Although no documentary traces of the artist remain after 1654, it is possible that it was in Naples that she passed away probably during the devastating plague of 1656 leaving behind a repertoire of magnificent paintings and an atelier which continued with her legacy. It is all the more surprising then that while walking down the cavernous galleries of the Louvre in Paris one comes across an occasional Orazio but not a trace of Artemisia's paintings exists. Perhaps one of the finest of the Renaissance painters whose works showed that women, far from being timid or weak, were courageous, rebellious and powerful personalities, yet can only be shown outside the precincts of the famed.
Register for Full Access to the Crest Edition
Don't have a Facebook Account? Sign up for Times Crest here.

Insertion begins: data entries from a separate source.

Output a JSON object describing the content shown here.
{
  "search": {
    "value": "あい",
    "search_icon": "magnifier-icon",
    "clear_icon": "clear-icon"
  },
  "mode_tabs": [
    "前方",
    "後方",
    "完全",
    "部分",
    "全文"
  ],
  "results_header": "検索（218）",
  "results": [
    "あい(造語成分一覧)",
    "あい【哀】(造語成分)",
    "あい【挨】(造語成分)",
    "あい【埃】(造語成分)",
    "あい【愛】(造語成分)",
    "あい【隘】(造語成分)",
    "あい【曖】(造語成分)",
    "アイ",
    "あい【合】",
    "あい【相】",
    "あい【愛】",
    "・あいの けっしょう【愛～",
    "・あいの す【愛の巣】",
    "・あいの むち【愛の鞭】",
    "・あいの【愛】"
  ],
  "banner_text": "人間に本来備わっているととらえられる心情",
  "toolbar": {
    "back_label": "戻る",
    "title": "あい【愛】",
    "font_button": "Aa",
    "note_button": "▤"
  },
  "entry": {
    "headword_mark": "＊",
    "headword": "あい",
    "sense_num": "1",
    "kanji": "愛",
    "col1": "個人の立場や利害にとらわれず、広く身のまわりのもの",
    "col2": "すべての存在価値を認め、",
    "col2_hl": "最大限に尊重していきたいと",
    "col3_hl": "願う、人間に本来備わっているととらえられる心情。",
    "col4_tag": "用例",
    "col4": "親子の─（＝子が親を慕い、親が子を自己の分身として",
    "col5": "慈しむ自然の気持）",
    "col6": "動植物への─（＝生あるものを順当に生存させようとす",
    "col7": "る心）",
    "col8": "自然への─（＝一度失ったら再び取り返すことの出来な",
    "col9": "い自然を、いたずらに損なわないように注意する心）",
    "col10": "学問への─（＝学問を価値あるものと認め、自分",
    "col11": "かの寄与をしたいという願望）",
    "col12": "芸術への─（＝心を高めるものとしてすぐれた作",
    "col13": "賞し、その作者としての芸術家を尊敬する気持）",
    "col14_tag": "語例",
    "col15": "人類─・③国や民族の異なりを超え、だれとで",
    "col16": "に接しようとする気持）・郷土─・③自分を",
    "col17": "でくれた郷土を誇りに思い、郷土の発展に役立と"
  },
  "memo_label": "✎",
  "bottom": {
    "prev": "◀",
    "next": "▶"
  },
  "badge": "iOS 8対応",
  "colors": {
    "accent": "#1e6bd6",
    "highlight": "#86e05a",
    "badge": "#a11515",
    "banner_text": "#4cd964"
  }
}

Subscribe to The Times of India Crest Edition and stay connected with our unequalled network of correspondents, analysts, writers and editors to figure the changes bubbling below the surface of society.